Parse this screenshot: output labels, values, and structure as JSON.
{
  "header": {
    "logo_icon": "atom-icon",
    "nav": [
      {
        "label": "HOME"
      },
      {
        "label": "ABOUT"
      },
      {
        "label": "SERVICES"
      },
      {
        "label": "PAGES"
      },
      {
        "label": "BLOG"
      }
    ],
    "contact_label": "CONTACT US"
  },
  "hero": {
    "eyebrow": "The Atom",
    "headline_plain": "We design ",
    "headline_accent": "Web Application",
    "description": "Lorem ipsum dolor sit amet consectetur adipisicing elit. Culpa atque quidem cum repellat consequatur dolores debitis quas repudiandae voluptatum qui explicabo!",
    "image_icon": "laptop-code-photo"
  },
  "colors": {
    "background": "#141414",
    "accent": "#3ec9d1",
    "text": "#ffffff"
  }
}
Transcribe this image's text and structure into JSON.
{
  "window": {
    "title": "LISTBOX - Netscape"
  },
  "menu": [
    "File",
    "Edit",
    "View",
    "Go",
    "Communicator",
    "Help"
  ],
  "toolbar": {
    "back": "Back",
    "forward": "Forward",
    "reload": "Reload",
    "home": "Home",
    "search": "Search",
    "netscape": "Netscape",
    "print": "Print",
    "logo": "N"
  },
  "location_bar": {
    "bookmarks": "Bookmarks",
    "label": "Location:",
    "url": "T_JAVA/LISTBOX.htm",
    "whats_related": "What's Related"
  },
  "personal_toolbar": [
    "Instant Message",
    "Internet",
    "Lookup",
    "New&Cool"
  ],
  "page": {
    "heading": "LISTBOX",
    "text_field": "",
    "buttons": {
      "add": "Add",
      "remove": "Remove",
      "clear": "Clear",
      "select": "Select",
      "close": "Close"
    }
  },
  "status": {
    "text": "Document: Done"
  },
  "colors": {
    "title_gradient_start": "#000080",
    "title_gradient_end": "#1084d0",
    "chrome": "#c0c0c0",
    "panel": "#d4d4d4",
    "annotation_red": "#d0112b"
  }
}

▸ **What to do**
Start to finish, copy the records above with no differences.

▸ **Solution to this task**
Parse this screenshot: output labels, values, and structure as JSON.
{
  "header": {
    "logo_icon": "atom-icon",
    "nav": [
      {
        "label": "HOME"
      },
      {
        "label": "ABOUT"
      },
      {
        "label": "SERVICES"
      },
      {
        "label": "PAGES"
      },
      {
        "label": "BLOG"
      }
    ],
    "contact_label": "CONTACT US"
  },
  "hero": {
    "eyebrow": "The Atom",
    "headline_plain": "We design ",
    "headline_accent": "Web Application",
    "description": "Lorem ipsum dolor sit amet consectetur adipisicing elit. Culpa atque quidem cum repellat consequatur dolores debitis quas repudiandae voluptatum qui explicabo!",
    "image_icon": "laptop-code-photo"
  },
  "colors": {
    "background": "#141414",
    "accent": "#3ec9d1",
    "text": "#ffffff"
  }
}
Transcribe this image's text and structure into JSON.
{
  "window": {
    "title": "LISTBOX - Netscape"
  },
  "menu": [
    "File",
    "Edit",
    "View",
    "Go",
    "Communicator",
    "Help"
  ],
  "toolbar": {
    "back": "Back",
    "forward": "Forward",
    "reload": "Reload",
    "home": "Home",
    "search": "Search",
    "netscape": "Netscape",
    "print": "Print",
    "logo": "N"
  },
  "location_bar": {
    "bookmarks": "Bookmarks",
    "label": "Location:",
    "url": "T_JAVA/LISTBOX.htm",
    "whats_related": "What's Related"
  },
  "personal_toolbar": [
    "Instant Message",
    "Internet",
    "Lookup",
    "New&Cool"
  ],
  "page": {
    "heading": "LISTBOX",
    "text_field": "",
    "buttons": {
      "add": "Add",
      "remove": "Remove",
      "clear": "Clear",
      "select": "Select",
      "close": "Close"
    }
  },
  "status": {
    "text": "Document: Done"
  },
  "colors": {
    "title_gradient_start": "#000080",
    "title_gradient_end": "#1084d0",
    "chrome": "#c0c0c0",
    "panel": "#d4d4d4",
    "annotation_red": "#d0112b"
  }
}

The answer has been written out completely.